### EXERCISE DIRECTIONS
Since the copy must match the original, write out each record word for word, skipping only the pictures.

### GIVEN RECORDS

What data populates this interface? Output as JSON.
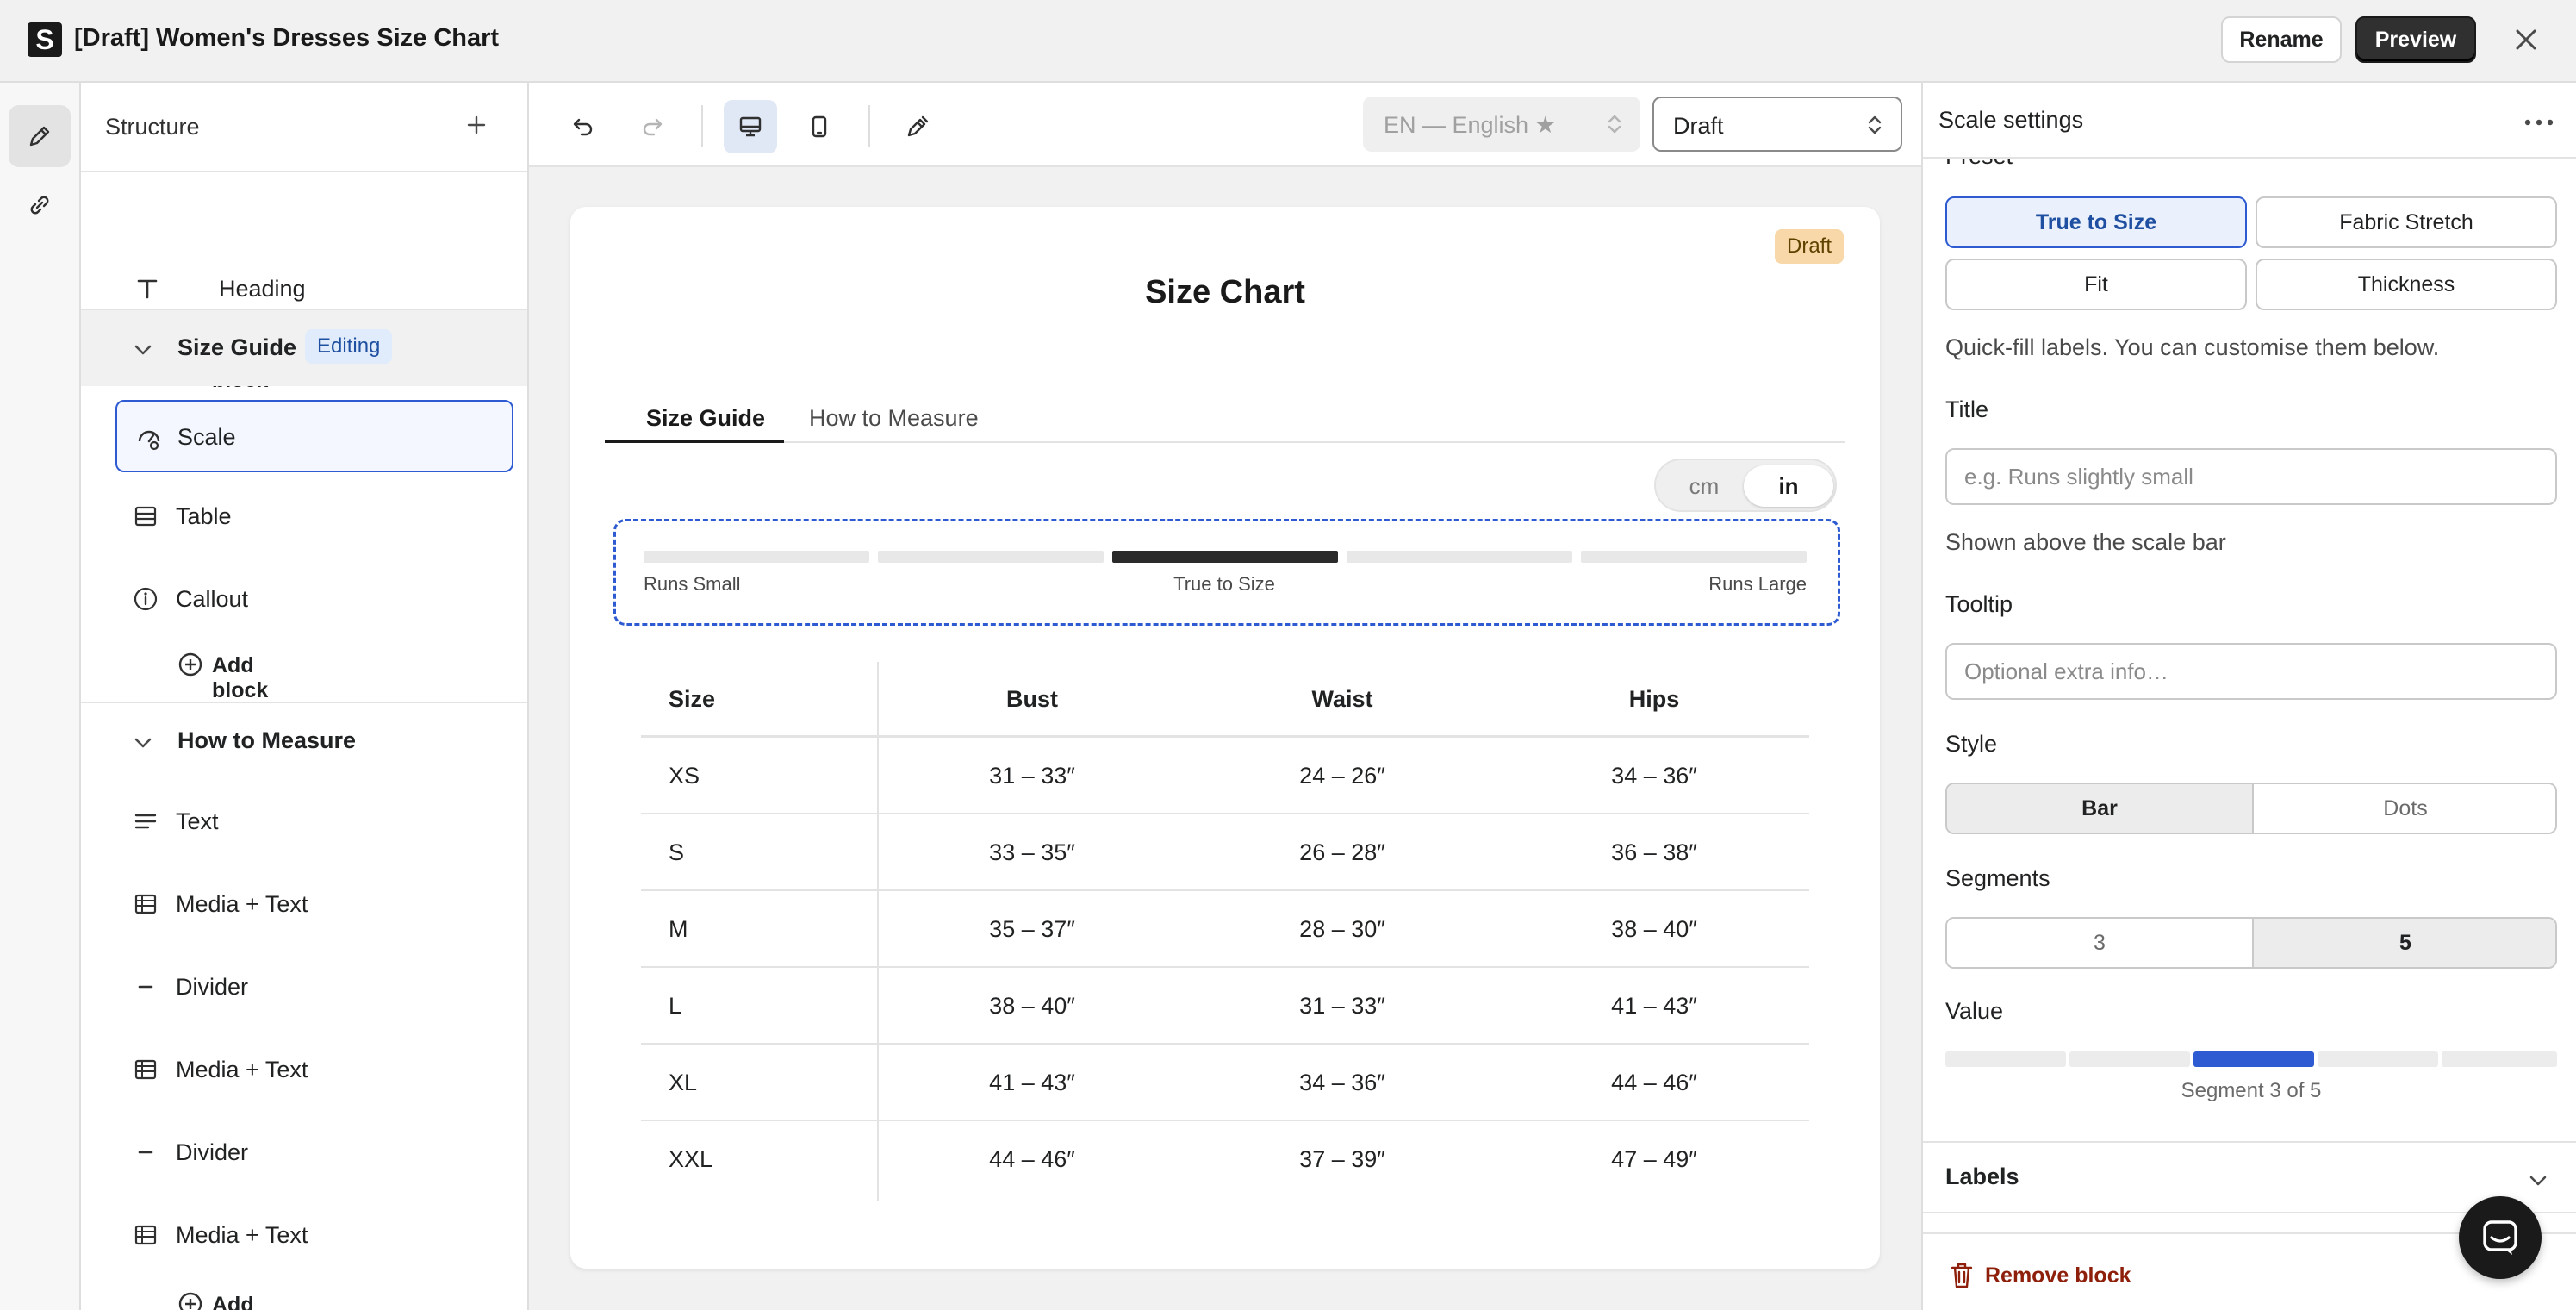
{
  "app": {
    "logo_letter": "S",
    "title": "[Draft] Women's Dresses Size Chart",
    "rename_label": "Rename",
    "preview_label": "Preview"
  },
  "structure": {
    "title": "Structure",
    "heading_item": "Heading",
    "add_block": "Add block",
    "size_guide_section": "Size Guide",
    "editing_badge": "Editing",
    "size_guide_items": [
      "Scale",
      "Table",
      "Callout"
    ],
    "how_to_section": "How to Measure",
    "how_to_items": [
      "Text",
      "Media + Text",
      "Divider",
      "Media + Text",
      "Divider",
      "Media + Text"
    ]
  },
  "toolbar": {
    "language": "EN — English ★",
    "status": "Draft"
  },
  "preview": {
    "draft_badge": "Draft",
    "title": "Size Chart",
    "tabs": [
      "Size Guide",
      "How to Measure"
    ],
    "units": [
      "cm",
      "in"
    ],
    "active_unit": "in",
    "scale": {
      "segments": 5,
      "active_segment": 3,
      "labels": [
        "Runs Small",
        "True to Size",
        "Runs Large"
      ]
    },
    "table": {
      "headers": [
        "Size",
        "Bust",
        "Waist",
        "Hips"
      ],
      "rows": [
        [
          "XS",
          "31 – 33″",
          "24 – 26″",
          "34 – 36″"
        ],
        [
          "S",
          "33 – 35″",
          "26 – 28″",
          "36 – 38″"
        ],
        [
          "M",
          "35 – 37″",
          "28 – 30″",
          "38 – 40″"
        ],
        [
          "L",
          "38 – 40″",
          "31 – 33″",
          "41 – 43″"
        ],
        [
          "XL",
          "41 – 43″",
          "34 – 36″",
          "44 – 46″"
        ],
        [
          "XXL",
          "44 – 46″",
          "37 – 39″",
          "47 – 49″"
        ]
      ]
    }
  },
  "settings": {
    "title": "Scale settings",
    "preset_label": "Preset",
    "presets": [
      "True to Size",
      "Fabric Stretch",
      "Fit",
      "Thickness"
    ],
    "selected_preset": "True to Size",
    "preset_help": "Quick-fill labels. You can customise them below.",
    "title_label": "Title",
    "title_placeholder": "e.g. Runs slightly small",
    "title_help": "Shown above the scale bar",
    "tooltip_label": "Tooltip",
    "tooltip_placeholder": "Optional extra info…",
    "style_label": "Style",
    "style_options": [
      "Bar",
      "Dots"
    ],
    "style_selected": "Bar",
    "segments_label": "Segments",
    "segments_options": [
      "3",
      "5"
    ],
    "segments_selected": "5",
    "value_label": "Value",
    "value_segment": 3,
    "value_total": 5,
    "value_caption": "Segment 3 of 5",
    "labels_section": "Labels",
    "remove_label": "Remove block"
  },
  "colors": {
    "accent": "#2e5bd1",
    "draft_badge": "#f8d8a8",
    "remove": "#8e1f0b"
  }
}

### SOLUTION
What data populates this interface? Output as JSON.
{
  "app": {
    "logo_letter": "S",
    "title": "[Draft] Women's Dresses Size Chart",
    "rename_label": "Rename",
    "preview_label": "Preview"
  },
  "structure": {
    "title": "Structure",
    "heading_item": "Heading",
    "add_block": "Add block",
    "size_guide_section": "Size Guide",
    "editing_badge": "Editing",
    "size_guide_items": [
      "Scale",
      "Table",
      "Callout"
    ],
    "how_to_section": "How to Measure",
    "how_to_items": [
      "Text",
      "Media + Text",
      "Divider",
      "Media + Text",
      "Divider",
      "Media + Text"
    ]
  },
  "toolbar": {
    "language": "EN — English ★",
    "status": "Draft"
  },
  "preview": {
    "draft_badge": "Draft",
    "title": "Size Chart",
    "tabs": [
      "Size Guide",
      "How to Measure"
    ],
    "units": [
      "cm",
      "in"
    ],
    "active_unit": "in",
    "scale": {
      "segments": 5,
      "active_segment": 3,
      "labels": [
        "Runs Small",
        "True to Size",
        "Runs Large"
      ]
    },
    "table": {
      "headers": [
        "Size",
        "Bust",
        "Waist",
        "Hips"
      ],
      "rows": [
        [
          "XS",
          "31 – 33″",
          "24 – 26″",
          "34 – 36″"
        ],
        [
          "S",
          "33 – 35″",
          "26 – 28″",
          "36 – 38″"
        ],
        [
          "M",
          "35 – 37″",
          "28 – 30″",
          "38 – 40″"
        ],
        [
          "L",
          "38 – 40″",
          "31 – 33″",
          "41 – 43″"
        ],
        [
          "XL",
          "41 – 43″",
          "34 – 36″",
          "44 – 46″"
        ],
        [
          "XXL",
          "44 – 46″",
          "37 – 39″",
          "47 – 49″"
        ]
      ]
    }
  },
  "settings": {
    "title": "Scale settings",
    "preset_label": "Preset",
    "presets": [
      "True to Size",
      "Fabric Stretch",
      "Fit",
      "Thickness"
    ],
    "selected_preset": "True to Size",
    "preset_help": "Quick-fill labels. You can customise them below.",
    "title_label": "Title",
    "title_placeholder": "e.g. Runs slightly small",
    "title_help": "Shown above the scale bar",
    "tooltip_label": "Tooltip",
    "tooltip_placeholder": "Optional extra info…",
    "style_label": "Style",
    "style_options": [
      "Bar",
      "Dots"
    ],
    "style_selected": "Bar",
    "segments_label": "Segments",
    "segments_options": [
      "3",
      "5"
    ],
    "segments_selected": "5",
    "value_label": "Value",
    "value_segment": 3,
    "value_total": 5,
    "value_caption": "Segment 3 of 5",
    "labels_section": "Labels",
    "remove_label": "Remove block"
  },
  "colors": {
    "accent": "#2e5bd1",
    "draft_badge": "#f8d8a8",
    "remove": "#8e1f0b"
  }
}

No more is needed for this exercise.